The writer is the co-owner of the “Torta” chain of patisseries in Acre, Haifa, Kafr Yasif and Shfar’am. Tel: 054-7806444
Nir Shafir
Reduce Distribution Expenses
The COVID-19 crisis has created a situation where many businesses are required to provide their goods via deliveries. This distribution method may be effective, but the associated costs are high, which is a complaint we hear often. And so, in order to reduce the costs, there are a number of options to consider: is it possible to build a distribution route? In this scenario, we would pay a relatively high fee to set up the route—and a low sum for each and every point we add to the route. 
Alternatively, we could ask ourselves: is it worth employing a full-time delivery driver instead of paying to use the services of a delivery company?  

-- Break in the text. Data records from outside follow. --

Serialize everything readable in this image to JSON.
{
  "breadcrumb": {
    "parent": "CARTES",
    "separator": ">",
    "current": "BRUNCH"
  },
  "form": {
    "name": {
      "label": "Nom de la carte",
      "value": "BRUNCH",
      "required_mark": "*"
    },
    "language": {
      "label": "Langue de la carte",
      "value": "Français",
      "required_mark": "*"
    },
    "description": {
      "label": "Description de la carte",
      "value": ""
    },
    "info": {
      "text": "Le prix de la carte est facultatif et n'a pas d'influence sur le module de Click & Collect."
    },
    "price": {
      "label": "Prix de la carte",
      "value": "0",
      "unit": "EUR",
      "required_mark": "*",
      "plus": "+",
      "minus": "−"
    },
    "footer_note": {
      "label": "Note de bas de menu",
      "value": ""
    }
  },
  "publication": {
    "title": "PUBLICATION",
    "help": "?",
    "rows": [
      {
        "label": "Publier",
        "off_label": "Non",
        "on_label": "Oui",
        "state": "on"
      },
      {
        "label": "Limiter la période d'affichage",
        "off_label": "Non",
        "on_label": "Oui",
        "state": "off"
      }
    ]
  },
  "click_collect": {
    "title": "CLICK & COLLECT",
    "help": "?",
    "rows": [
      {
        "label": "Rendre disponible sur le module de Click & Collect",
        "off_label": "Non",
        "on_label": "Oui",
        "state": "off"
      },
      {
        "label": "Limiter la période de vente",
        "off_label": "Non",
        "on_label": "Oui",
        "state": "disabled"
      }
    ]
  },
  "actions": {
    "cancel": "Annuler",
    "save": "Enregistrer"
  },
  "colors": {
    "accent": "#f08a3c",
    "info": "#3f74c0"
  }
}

These examples demonstrate the constant need to check our outgoings and seek solutions, even if they involve thinking outside the box. And that is my recommendation to business owners: find any way you can to reduce the expenses associated with running a business, as every Shekel you save now is a Shekel added to the bottom line.
The writer is a business and management consultant
Maysaa Shuhadaa
Going Digital Saves Money and Brings in Clients
The pandemic period has resulted in a significant shift in how people manage their business, and that is especially true for small businesses, when taking into account also the changes in consumer trends among clients. Business owners today are being asked to respond to constantly shifting dynamics, especially owners of street stores that have been forced to close their doors. My tip for business owners in the commercial sector is to integrate products that are in demand at the moment, to be open to digital opportunities and at the same time to be working to streamline the business. The digital environment saves costs for business owners while also expanding their client base. Financial management is at the top of the pyramid for all business owners. It is important to maintain strict, constant oversight of your cash flow, credit limits with the banks and proper use of the financial tools offered by the state, such as state-backed loans, deferral of payments, grants etc.
The writer is the business department manager at the Nazareth branch of Bank Hapoalim